* **ENTRIES SUPPLIED**:

···

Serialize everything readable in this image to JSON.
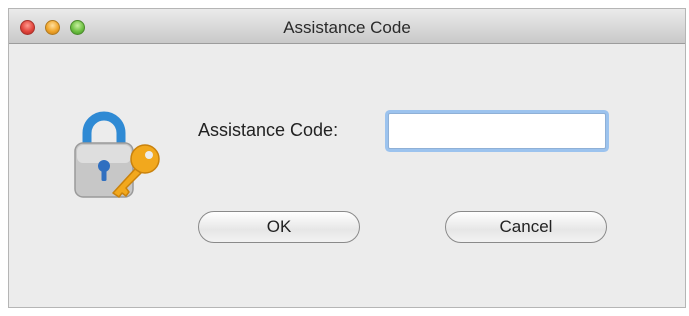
{
  "window": {
    "title": "Assistance Code"
  },
  "form": {
    "label": "Assistance Code:",
    "input_value": ""
  },
  "buttons": {
    "ok_label": "OK",
    "cancel_label": "Cancel"
  },
  "icons": {
    "lock": "lock-with-key-icon"
  },
  "colors": {
    "close": "#e2463d",
    "minimize": "#f0a52a",
    "zoom": "#6fc143",
    "lock_body": "#c4c4c4",
    "lock_shackle": "#2f8ad4",
    "key": "#f2a81d",
    "focus_ring": "#9cc3ee"
  }
}
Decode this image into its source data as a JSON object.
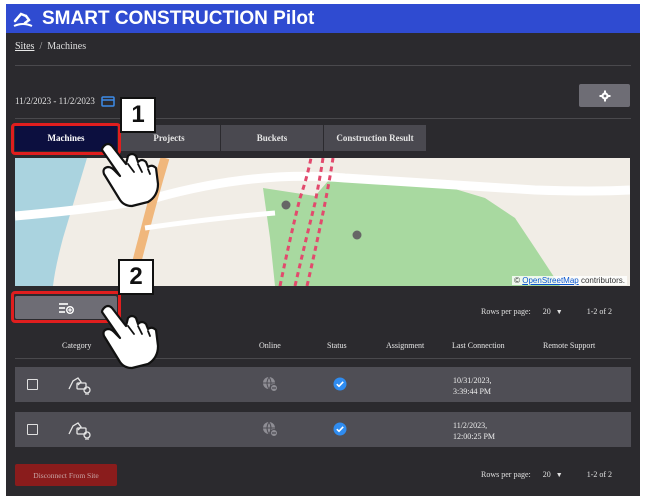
{
  "app": {
    "title": "SMART CONSTRUCTION Pilot",
    "logo_icon": "excavator-arm-logo-icon"
  },
  "breadcrumb": {
    "sites": "Sites",
    "separator": "/",
    "current": "Machines"
  },
  "date_range": {
    "text": "11/2/2023 - 11/2/2023",
    "icon": "calendar-icon"
  },
  "settings_button": {
    "icon": "gear-icon"
  },
  "tabs": [
    {
      "label": "Machines",
      "active": true
    },
    {
      "label": "Projects",
      "active": false
    },
    {
      "label": "Buckets",
      "active": false
    },
    {
      "label": "Construction Result",
      "active": false
    }
  ],
  "map": {
    "attribution_prefix": "©",
    "attribution_link": "OpenStreetMap",
    "attribution_suffix": "contributors."
  },
  "filter_button": {
    "icon": "add-filter-icon"
  },
  "pagination_top": {
    "rows_per_page_label": "Rows per page:",
    "rows_per_page_value": "20",
    "range": "1-2 of 2"
  },
  "table": {
    "columns": [
      "Category",
      "Online",
      "Status",
      "Assignment",
      "Last Connection",
      "Remote Support"
    ],
    "rows": [
      {
        "category_icon": "excavator-icon",
        "online_icon": "offline-globe-icon",
        "status_icon": "check-circle-icon",
        "assignment": "",
        "last_connection_date": "10/31/2023,",
        "last_connection_time": "3:39:44 PM",
        "remote_support": ""
      },
      {
        "category_icon": "excavator-icon",
        "online_icon": "offline-globe-icon",
        "status_icon": "check-circle-icon",
        "assignment": "",
        "last_connection_date": "11/2/2023,",
        "last_connection_time": "12:00:25 PM",
        "remote_support": ""
      }
    ]
  },
  "pagination_bottom": {
    "rows_per_page_label": "Rows per page:",
    "rows_per_page_value": "20",
    "range": "1-2 of 2"
  },
  "disconnect_button": {
    "label": "Disconnect From Site"
  },
  "callouts": [
    {
      "number": "1",
      "target": "Machines tab"
    },
    {
      "number": "2",
      "target": "filter button"
    }
  ],
  "colors": {
    "title_bar": "#2f4bd1",
    "background": "#2b2a2e",
    "active_tab": "#0c0f3f",
    "callout_red": "#e01e1e",
    "status_blue": "#2f8cf0",
    "disconnect_red": "#8a1c1c"
  }
}
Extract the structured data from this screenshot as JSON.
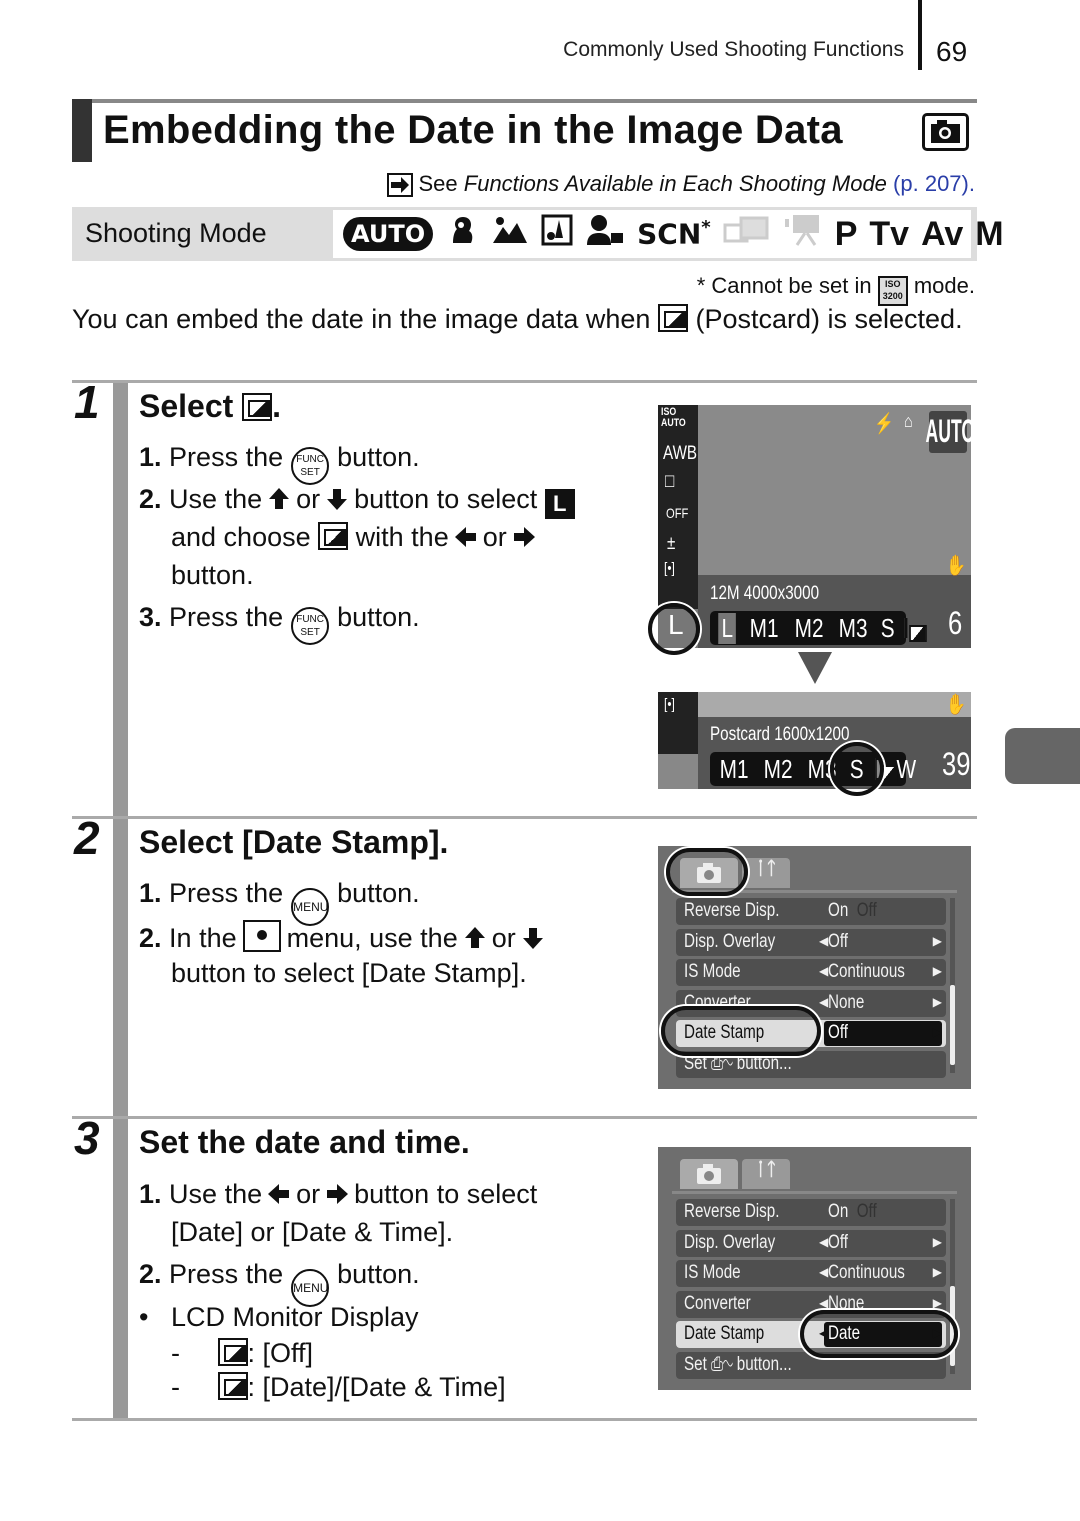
{
  "header": {
    "section": "Commonly Used Shooting Functions",
    "page": "69"
  },
  "title": "Embedding the Date in the Image Data",
  "title_icon": "camera-icon",
  "see_also": {
    "prefix": "See ",
    "italic": "Functions Available in Each Shooting Mode",
    "link": "(p. 207)",
    "suffix": "."
  },
  "shooting_mode": {
    "label": "Shooting Mode",
    "auto": "AUTO",
    "scn": "SCN",
    "scn_mark": "*",
    "modes": [
      "P",
      "Tv",
      "Av",
      "M"
    ],
    "icons": [
      "portrait-icon",
      "landscape-icon",
      "night-snapshot-icon",
      "kids-pets-icon",
      "stitch-assist-icon",
      "movie-icon"
    ],
    "available": {
      "stitch-assist": false,
      "movie": false
    }
  },
  "footnote": {
    "before": "* Cannot be set in",
    "iso_top": "ISO",
    "iso_bottom": "3200",
    "after": "mode."
  },
  "intro": {
    "before": "You can embed the date in the image data when",
    "after": "(Postcard) is selected."
  },
  "steps": [
    {
      "num": "1",
      "title": "Select",
      "title_suffix": ".",
      "lines": {
        "l1": {
          "n": "1.",
          "a": "Press the",
          "btn": [
            "FUNC",
            "SET"
          ],
          "b": "button."
        },
        "l2": {
          "n": "2.",
          "a": "Use the",
          "or": "or",
          "b": "button to select",
          "L": "L"
        },
        "l3": {
          "a": "and choose",
          "b": "with the",
          "or": "or"
        },
        "l4": {
          "a": "button."
        },
        "l5": {
          "n": "3.",
          "a": "Press the",
          "btn": [
            "FUNC",
            "SET"
          ],
          "b": "button."
        }
      },
      "screen1": {
        "iso": [
          "ISO",
          "AUTO"
        ],
        "left_icons": [
          "AWB",
          "□",
          "OFF",
          "±",
          "[•]"
        ],
        "mode": "AUTO",
        "info": "12M 4000x3000",
        "sizes": [
          "L",
          "M1",
          "M2",
          "M3",
          "S"
        ],
        "selected": "L",
        "current": "L",
        "shots": "6"
      },
      "screen2": {
        "info": "Postcard 1600x1200",
        "sizes": [
          "M1",
          "M2",
          "M3",
          "S"
        ],
        "wide": "W",
        "shots": "39"
      }
    },
    {
      "num": "2",
      "title": "Select [Date Stamp].",
      "lines": {
        "l1": {
          "n": "1.",
          "a": "Press the",
          "btn": "MENU",
          "b": "button."
        },
        "l2": {
          "n": "2.",
          "a": "In the",
          "b": "menu, use the",
          "or": "or"
        },
        "l3": {
          "a": "button to select [Date Stamp]."
        }
      },
      "menu": {
        "tabs": [
          "camera",
          "tools"
        ],
        "rows": [
          {
            "k": "Reverse Disp.",
            "v": "On",
            "v2": "Off"
          },
          {
            "k": "Disp. Overlay",
            "v": "Off"
          },
          {
            "k": "IS Mode",
            "v": "Continuous"
          },
          {
            "k": "Converter",
            "v": "None"
          },
          {
            "k": "Date Stamp",
            "v": "Off"
          },
          {
            "k": "Set",
            "k2": "button..."
          }
        ]
      }
    },
    {
      "num": "3",
      "title": "Set the date and time.",
      "lines": {
        "l1": {
          "n": "1.",
          "a": "Use the",
          "or": "or",
          "b": "button to select"
        },
        "l2": {
          "a": "[Date] or [Date & Time]."
        },
        "l3": {
          "n": "2.",
          "a": "Press the",
          "btn": "MENU",
          "b": "button."
        },
        "l4": {
          "bullet": "•",
          "a": "LCD Monitor Display"
        },
        "l5": {
          "dash": "-",
          "a": ": [Off]"
        },
        "l6": {
          "dash": "-",
          "a": ": [Date]/[Date & Time]"
        }
      },
      "menu": {
        "rows": [
          {
            "k": "Reverse Disp.",
            "v": "On",
            "v2": "Off"
          },
          {
            "k": "Disp. Overlay",
            "v": "Off"
          },
          {
            "k": "IS Mode",
            "v": "Continuous"
          },
          {
            "k": "Converter",
            "v": "None"
          },
          {
            "k": "Date Stamp",
            "v": "Date"
          },
          {
            "k": "Set",
            "k2": "button..."
          }
        ]
      }
    }
  ]
}
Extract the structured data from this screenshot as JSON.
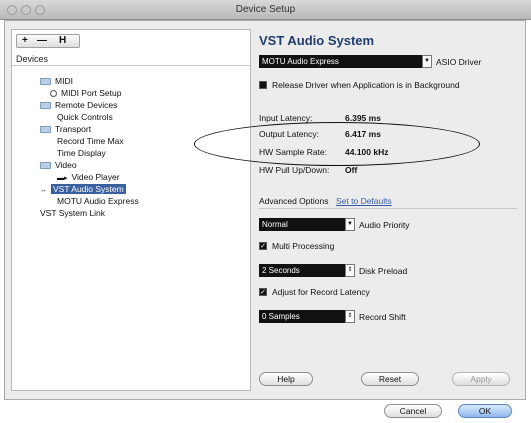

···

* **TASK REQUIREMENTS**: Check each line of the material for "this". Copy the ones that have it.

* **TASK SOLUTION**:
Serialize everything readable in this image to JSON.
Decode this image into its source data as a JSON object.
Extract the structured data from this screenshot as JSON.
Extract the structured data from this screenshot as JSON.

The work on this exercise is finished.